> **What is needed**: Which lines run from the one containing "Convert this screenshot" to the end of the listing? Copy them out exactly, leaving out the rest.

**** Input material

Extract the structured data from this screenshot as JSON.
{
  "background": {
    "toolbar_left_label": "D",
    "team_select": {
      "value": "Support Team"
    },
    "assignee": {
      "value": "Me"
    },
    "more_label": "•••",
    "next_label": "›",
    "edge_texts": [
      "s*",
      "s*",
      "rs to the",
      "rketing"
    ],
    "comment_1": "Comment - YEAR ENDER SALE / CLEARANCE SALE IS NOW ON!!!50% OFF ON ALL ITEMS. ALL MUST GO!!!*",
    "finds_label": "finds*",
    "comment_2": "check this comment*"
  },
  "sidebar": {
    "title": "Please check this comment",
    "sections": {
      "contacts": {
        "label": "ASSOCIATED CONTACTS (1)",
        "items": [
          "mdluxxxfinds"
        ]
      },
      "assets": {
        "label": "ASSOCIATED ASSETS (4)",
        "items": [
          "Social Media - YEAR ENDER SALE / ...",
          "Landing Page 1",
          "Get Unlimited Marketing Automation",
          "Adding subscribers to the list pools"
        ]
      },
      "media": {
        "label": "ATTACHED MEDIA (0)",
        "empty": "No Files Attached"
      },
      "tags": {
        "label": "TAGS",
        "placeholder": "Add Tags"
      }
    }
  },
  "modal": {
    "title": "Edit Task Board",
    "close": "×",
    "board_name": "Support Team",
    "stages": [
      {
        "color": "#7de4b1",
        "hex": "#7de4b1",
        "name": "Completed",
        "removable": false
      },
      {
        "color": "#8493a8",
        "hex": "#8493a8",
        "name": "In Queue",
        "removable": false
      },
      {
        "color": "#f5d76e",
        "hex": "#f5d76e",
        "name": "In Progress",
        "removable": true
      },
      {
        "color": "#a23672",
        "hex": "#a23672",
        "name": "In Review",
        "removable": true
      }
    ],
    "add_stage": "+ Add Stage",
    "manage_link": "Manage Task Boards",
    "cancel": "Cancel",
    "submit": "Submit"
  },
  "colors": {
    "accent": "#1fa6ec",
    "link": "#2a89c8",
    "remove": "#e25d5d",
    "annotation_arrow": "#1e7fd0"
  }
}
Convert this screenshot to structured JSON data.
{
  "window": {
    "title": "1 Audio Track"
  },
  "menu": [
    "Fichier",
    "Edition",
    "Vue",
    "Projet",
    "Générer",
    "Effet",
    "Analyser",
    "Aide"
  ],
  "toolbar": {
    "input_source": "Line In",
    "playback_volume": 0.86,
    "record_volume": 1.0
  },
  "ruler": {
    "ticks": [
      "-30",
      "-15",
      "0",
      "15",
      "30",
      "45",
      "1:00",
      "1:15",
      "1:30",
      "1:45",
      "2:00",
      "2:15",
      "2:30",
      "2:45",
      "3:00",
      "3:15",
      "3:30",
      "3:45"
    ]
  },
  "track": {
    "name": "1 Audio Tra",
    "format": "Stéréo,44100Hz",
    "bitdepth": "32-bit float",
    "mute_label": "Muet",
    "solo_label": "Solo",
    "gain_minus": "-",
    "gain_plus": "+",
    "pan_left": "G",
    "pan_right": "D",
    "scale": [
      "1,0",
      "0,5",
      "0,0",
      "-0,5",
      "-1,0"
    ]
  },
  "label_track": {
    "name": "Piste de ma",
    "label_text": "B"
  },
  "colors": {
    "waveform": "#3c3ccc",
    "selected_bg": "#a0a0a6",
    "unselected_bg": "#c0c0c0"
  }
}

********

> **Task output**:
Convert this screenshot to structured JSON data.
{
  "window": {
    "title": "1 Audio Track"
  },
  "menu": [
    "Fichier",
    "Edition",
    "Vue",
    "Projet",
    "Générer",
    "Effet",
    "Analyser",
    "Aide"
  ],
  "toolbar": {
    "input_source": "Line In",
    "playback_volume": 0.86,
    "record_volume": 1.0
  },
  "ruler": {
    "ticks": [
      "-30",
      "-15",
      "0",
      "15",
      "30",
      "45",
      "1:00",
      "1:15",
      "1:30",
      "1:45",
      "2:00",
      "2:15",
      "2:30",
      "2:45",
      "3:00",
      "3:15",
      "3:30",
      "3:45"
    ]
  },
  "track": {
    "name": "1 Audio Tra",
    "format": "Stéréo,44100Hz",
    "bitdepth": "32-bit float",
    "mute_label": "Muet",
    "solo_label": "Solo",
    "gain_minus": "-",
    "gain_plus": "+",
    "pan_left": "G",
    "pan_right": "D",
    "scale": [
      "1,0",
      "0,5",
      "0,0",
      "-0,5",
      "-1,0"
    ]
  },
  "label_track": {
    "name": "Piste de ma",
    "label_text": "B"
  },
  "colors": {
    "waveform": "#3c3ccc",
    "selected_bg": "#a0a0a6",
    "unselected_bg": "#c0c0c0"
  }
}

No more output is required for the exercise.